-- Required work --
Only the lines from the one with "What data populates" to the end of the material should be reproduced, exactly and in full, both ends included.

————————

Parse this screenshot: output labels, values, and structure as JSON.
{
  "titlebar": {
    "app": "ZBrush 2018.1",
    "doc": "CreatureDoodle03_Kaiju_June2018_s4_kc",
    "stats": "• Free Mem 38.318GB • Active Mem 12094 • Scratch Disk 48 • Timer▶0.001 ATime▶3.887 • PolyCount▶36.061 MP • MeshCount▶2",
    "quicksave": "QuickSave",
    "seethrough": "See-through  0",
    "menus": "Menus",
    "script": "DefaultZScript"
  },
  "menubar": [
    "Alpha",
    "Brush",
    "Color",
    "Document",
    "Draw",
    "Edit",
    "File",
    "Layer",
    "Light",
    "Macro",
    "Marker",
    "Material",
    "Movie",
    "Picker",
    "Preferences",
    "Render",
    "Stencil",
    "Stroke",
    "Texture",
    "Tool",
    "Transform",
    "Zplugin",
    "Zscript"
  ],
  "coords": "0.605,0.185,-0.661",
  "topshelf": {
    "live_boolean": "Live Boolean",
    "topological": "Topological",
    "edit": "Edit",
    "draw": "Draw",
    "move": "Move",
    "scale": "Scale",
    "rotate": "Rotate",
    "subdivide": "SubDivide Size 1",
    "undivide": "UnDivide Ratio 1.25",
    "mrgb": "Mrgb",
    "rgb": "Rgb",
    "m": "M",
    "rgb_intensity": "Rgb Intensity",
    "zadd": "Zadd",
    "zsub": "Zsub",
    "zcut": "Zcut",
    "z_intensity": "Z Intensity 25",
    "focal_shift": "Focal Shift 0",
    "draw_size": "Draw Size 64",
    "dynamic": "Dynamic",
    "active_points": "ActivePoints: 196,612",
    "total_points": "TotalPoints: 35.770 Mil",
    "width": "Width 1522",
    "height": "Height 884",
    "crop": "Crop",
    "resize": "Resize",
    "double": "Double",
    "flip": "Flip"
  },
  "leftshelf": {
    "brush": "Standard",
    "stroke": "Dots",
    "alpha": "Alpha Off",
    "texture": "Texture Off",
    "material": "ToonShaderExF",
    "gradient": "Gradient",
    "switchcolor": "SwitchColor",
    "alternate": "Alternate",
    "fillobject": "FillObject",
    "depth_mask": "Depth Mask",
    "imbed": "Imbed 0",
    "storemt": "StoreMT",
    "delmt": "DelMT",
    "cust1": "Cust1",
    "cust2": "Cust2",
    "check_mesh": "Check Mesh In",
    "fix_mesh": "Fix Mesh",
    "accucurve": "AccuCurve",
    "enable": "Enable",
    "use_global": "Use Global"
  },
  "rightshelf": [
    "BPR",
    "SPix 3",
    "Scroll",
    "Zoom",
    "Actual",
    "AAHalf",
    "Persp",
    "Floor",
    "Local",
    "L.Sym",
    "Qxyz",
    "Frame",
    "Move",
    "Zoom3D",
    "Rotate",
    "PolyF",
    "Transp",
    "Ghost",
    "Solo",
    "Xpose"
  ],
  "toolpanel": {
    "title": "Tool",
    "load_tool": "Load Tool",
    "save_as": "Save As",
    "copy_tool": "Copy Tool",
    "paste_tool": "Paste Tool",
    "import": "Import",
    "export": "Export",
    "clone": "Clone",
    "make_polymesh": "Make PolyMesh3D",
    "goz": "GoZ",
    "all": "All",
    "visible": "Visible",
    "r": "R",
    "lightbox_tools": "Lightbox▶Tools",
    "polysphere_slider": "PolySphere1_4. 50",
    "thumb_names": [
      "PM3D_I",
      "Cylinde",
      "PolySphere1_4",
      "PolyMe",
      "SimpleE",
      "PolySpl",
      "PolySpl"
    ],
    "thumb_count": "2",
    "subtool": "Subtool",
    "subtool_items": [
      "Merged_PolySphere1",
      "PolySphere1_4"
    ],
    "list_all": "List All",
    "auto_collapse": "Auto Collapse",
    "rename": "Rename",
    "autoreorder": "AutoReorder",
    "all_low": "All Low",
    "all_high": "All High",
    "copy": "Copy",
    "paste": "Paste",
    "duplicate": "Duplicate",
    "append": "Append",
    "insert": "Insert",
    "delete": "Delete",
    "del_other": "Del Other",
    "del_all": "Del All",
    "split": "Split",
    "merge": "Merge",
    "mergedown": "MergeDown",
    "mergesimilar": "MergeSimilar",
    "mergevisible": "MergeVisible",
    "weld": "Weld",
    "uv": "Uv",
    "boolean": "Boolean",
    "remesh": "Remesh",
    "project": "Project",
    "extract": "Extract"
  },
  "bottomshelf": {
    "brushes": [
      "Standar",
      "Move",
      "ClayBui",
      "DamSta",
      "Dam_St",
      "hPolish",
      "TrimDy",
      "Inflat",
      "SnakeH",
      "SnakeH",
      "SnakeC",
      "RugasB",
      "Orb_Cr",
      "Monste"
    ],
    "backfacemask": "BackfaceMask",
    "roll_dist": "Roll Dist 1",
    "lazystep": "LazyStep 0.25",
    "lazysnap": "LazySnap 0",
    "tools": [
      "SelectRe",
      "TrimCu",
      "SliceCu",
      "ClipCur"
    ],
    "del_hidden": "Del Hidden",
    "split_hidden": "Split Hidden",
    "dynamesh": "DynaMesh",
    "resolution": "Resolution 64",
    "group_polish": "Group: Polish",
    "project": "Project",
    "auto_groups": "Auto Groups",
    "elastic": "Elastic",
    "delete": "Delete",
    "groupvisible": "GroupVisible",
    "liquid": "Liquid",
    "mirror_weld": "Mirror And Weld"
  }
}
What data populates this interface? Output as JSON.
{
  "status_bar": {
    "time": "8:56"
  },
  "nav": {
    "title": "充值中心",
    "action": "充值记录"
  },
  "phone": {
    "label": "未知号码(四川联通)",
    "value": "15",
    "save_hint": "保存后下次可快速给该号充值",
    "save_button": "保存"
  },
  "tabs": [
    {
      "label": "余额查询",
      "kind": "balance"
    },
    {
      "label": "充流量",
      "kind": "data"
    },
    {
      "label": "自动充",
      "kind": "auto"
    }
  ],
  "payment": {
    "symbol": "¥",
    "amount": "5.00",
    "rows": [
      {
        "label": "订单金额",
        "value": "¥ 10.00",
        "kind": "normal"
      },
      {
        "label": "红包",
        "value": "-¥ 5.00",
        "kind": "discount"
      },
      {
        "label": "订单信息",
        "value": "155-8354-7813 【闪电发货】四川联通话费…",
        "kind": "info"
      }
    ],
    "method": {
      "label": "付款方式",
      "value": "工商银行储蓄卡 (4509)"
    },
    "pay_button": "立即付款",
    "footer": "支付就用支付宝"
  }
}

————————

-- Finished exercise --
What data populates this interface? Output as JSON.
{
  "status_bar": {
    "time": "8:56"
  },
  "nav": {
    "title": "充值中心",
    "action": "充值记录"
  },
  "phone": {
    "label": "未知号码(四川联通)",
    "value": "15",
    "save_hint": "保存后下次可快速给该号充值",
    "save_button": "保存"
  },
  "tabs": [
    {
      "label": "余额查询",
      "kind": "balance"
    },
    {
      "label": "充流量",
      "kind": "data"
    },
    {
      "label": "自动充",
      "kind": "auto"
    }
  ],
  "payment": {
    "symbol": "¥",
    "amount": "5.00",
    "rows": [
      {
        "label": "订单金额",
        "value": "¥ 10.00",
        "kind": "normal"
      },
      {
        "label": "红包",
        "value": "-¥ 5.00",
        "kind": "discount"
      },
      {
        "label": "订单信息",
        "value": "155-8354-7813 【闪电发货】四川联通话费…",
        "kind": "info"
      }
    ],
    "method": {
      "label": "付款方式",
      "value": "工商银行储蓄卡 (4509)"
    },
    "pay_button": "立即付款",
    "footer": "支付就用支付宝"
  }
}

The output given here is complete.